**WORK TO BE COMPLETED**
The records are to be reproduced verbatim.

::::::::::

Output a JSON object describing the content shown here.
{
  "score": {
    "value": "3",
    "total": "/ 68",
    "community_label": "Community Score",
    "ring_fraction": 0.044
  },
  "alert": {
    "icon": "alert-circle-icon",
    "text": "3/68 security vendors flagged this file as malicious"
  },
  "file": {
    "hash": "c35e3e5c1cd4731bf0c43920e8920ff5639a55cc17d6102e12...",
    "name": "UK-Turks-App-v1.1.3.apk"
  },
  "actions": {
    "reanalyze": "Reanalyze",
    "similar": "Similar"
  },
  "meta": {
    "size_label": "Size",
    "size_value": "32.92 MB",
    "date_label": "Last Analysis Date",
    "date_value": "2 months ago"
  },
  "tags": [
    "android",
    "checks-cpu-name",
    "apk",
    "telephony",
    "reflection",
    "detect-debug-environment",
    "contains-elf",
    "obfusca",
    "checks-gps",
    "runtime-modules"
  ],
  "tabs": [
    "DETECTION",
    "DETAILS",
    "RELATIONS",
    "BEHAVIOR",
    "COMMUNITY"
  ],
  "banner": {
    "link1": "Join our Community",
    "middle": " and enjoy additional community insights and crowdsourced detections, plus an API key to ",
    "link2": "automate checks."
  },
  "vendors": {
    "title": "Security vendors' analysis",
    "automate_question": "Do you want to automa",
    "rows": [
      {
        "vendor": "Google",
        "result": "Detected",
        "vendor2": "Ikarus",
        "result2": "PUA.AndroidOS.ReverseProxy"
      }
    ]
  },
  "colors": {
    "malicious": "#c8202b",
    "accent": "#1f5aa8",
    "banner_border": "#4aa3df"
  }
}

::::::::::

**RESPONSE BOX**
Output a JSON object describing the content shown here.
{
  "score": {
    "value": "3",
    "total": "/ 68",
    "community_label": "Community Score",
    "ring_fraction": 0.044
  },
  "alert": {
    "icon": "alert-circle-icon",
    "text": "3/68 security vendors flagged this file as malicious"
  },
  "file": {
    "hash": "c35e3e5c1cd4731bf0c43920e8920ff5639a55cc17d6102e12...",
    "name": "UK-Turks-App-v1.1.3.apk"
  },
  "actions": {
    "reanalyze": "Reanalyze",
    "similar": "Similar"
  },
  "meta": {
    "size_label": "Size",
    "size_value": "32.92 MB",
    "date_label": "Last Analysis Date",
    "date_value": "2 months ago"
  },
  "tags": [
    "android",
    "checks-cpu-name",
    "apk",
    "telephony",
    "reflection",
    "detect-debug-environment",
    "contains-elf",
    "obfusca",
    "checks-gps",
    "runtime-modules"
  ],
  "tabs": [
    "DETECTION",
    "DETAILS",
    "RELATIONS",
    "BEHAVIOR",
    "COMMUNITY"
  ],
  "banner": {
    "link1": "Join our Community",
    "middle": " and enjoy additional community insights and crowdsourced detections, plus an API key to ",
    "link2": "automate checks."
  },
  "vendors": {
    "title": "Security vendors' analysis",
    "automate_question": "Do you want to automa",
    "rows": [
      {
        "vendor": "Google",
        "result": "Detected",
        "vendor2": "Ikarus",
        "result2": "PUA.AndroidOS.ReverseProxy"
      }
    ]
  },
  "colors": {
    "malicious": "#c8202b",
    "accent": "#1f5aa8",
    "banner_border": "#4aa3df"
  }
}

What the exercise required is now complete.